      • +3 EV:  open shade (in shadow but 60% sky not obscured)
      • +4 EV:  deep shade (in shadow with obscured sky; under forest canopy)
    • Exposure value is a base-2 logarithmic scale
    • (This article has a more comprehensive table of EVs and weather conditions etc. than the above)


Sony XDCAM-EX3: ISO Rating(s)?

Monday, September 26th, 2011

ISO is about sensitivity.  Useful to know when using a lightmeter – e.g. the iPhone’s “Light Meter” app, where if you enter ISO it tells you the required aperture f-stop.   For the EX3 the ISO depends on several factors, such as Gain, Gamma, Recording Mode (definition and interlaced/progressive).  But a reasonable rough conservative working figure is 400.  More specifically:

  • 400 for 1080p
  • 500 for 720p
  • 800 for 1080i
    • (some say this surprising result derives from the interlaced lines each being derived from the sum of a pair of neighbouring lines)


Vimeo Upload Formats

Monday, May 2nd, 2011
  • H264 Encoder Tips:
    • Some recommend the use of Handbrake (free encoder) over that in Sony Vegas 9 and earlier.
    • Sony Vegas 10 uses an updated version of the MainConcept encoder (for H264 etc.) than Vegas 9 etc.
      • I don’t know how this compares to Handbrake.
  • Levels: Studio/Broadcast, 0-235.
    • Any levels outside this range will be preserved by the encode/decode but will get clipped at 16=black and 235=white.
    • Levels within the range will play back in Vimeo at 0-255 RGB on computer display.
  • But what of gamma/colorspace?  601 or 709 or what?
  • Framerate:
    • 30fps (as in USA) or 25fps (as in Europe etc.).
      • For nicer motion, might be worth mo-comp retiming 25 fps to 30 fps?
  • Resolution:
    • 640×480 for standard definition
    • 4:3 video, 853×480 for widescreen DV
    • 1280×720 or 1920×1080 for high definition.
  • Pixel Aspect:
    • Square, i.e. 1:1″ or “1.00”
  • Interlacing:
    • None (Progressive)
  • Encoding
    • MP4-(H264+AAC).  Other formats also possible but this one is probably the most popular.
      • H264:
        • Use 2000 kbits/sec for standard definition 4:3 video, 3000 kbits/sec for widescreen DV, or 5000 kbits/sec for high definition footage.
        • Profile = Main ?
        • Reference frames = 2 (default)
          • Each macroblock (or part of it?) can be predicted from a different reference frame.  Result can be higher quality but increased encoding time – since each Ref. Frame implies its own motion estimation.  A default of 2 or 3 is about right.  Higher values tend only to be helpful for animations.  Values above 5 rarely help.
        • Deblocking filter = Yes ?
      • AAC: 320 kbps / 44.1 kHz
      •  If you give them non-streaming source, the upload servers must do an extra preliminary pass to find the metadata, taking up more time and resources than is necessary.

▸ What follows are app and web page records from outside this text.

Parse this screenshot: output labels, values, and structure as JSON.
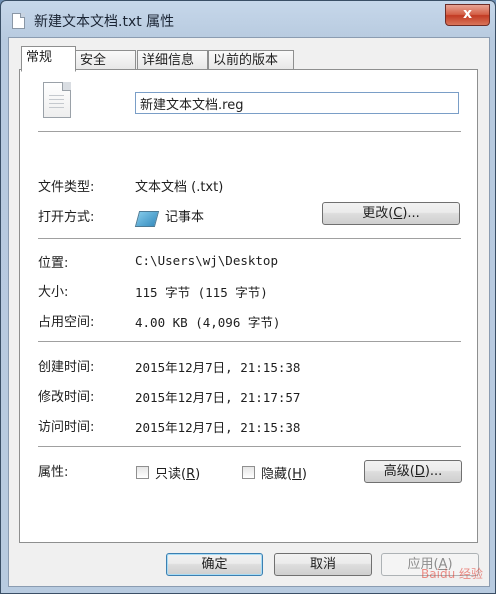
{
  "window": {
    "title": "新建文本文档.txt 属性",
    "close_symbol": "x"
  },
  "tabs": [
    {
      "label": "常规",
      "active": true
    },
    {
      "label": "安全",
      "active": false
    },
    {
      "label": "详细信息",
      "active": false
    },
    {
      "label": "以前的版本",
      "active": false
    }
  ],
  "file": {
    "icon": "text-file-icon",
    "name_value": "新建文本文档.reg"
  },
  "type_section": {
    "file_type_label": "文件类型:",
    "file_type_value": "文本文档 (.txt)",
    "opens_with_label": "打开方式:",
    "opens_with_icon": "notepad-icon",
    "opens_with_value": "记事本",
    "change_button": "更改(",
    "change_key": "C",
    "change_suffix": ")..."
  },
  "location_section": {
    "location_label": "位置:",
    "location_value": "C:\\Users\\wj\\Desktop",
    "size_label": "大小:",
    "size_value": "115 字节 (115 字节)",
    "size_on_disk_label": "占用空间:",
    "size_on_disk_value": "4.00 KB (4,096 字节)"
  },
  "time_section": {
    "created_label": "创建时间:",
    "created_value": "2015年12月7日, 21:15:38",
    "modified_label": "修改时间:",
    "modified_value": "2015年12月7日, 21:17:57",
    "accessed_label": "访问时间:",
    "accessed_value": "2015年12月7日, 21:15:38"
  },
  "attributes": {
    "label": "属性:",
    "readonly_label": "只读(",
    "readonly_key": "R",
    "readonly_suffix": ")",
    "readonly_checked": false,
    "hidden_label": "隐藏(",
    "hidden_key": "H",
    "hidden_suffix": ")",
    "hidden_checked": false,
    "advanced_button": "高级(",
    "advanced_key": "D",
    "advanced_suffix": ")..."
  },
  "footer": {
    "ok": "确定",
    "cancel": "取消",
    "apply": "应用(",
    "apply_key": "A",
    "apply_suffix": ")"
  },
  "watermark": "Baidu 经验"
}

This has a cumulative effect on overall server response.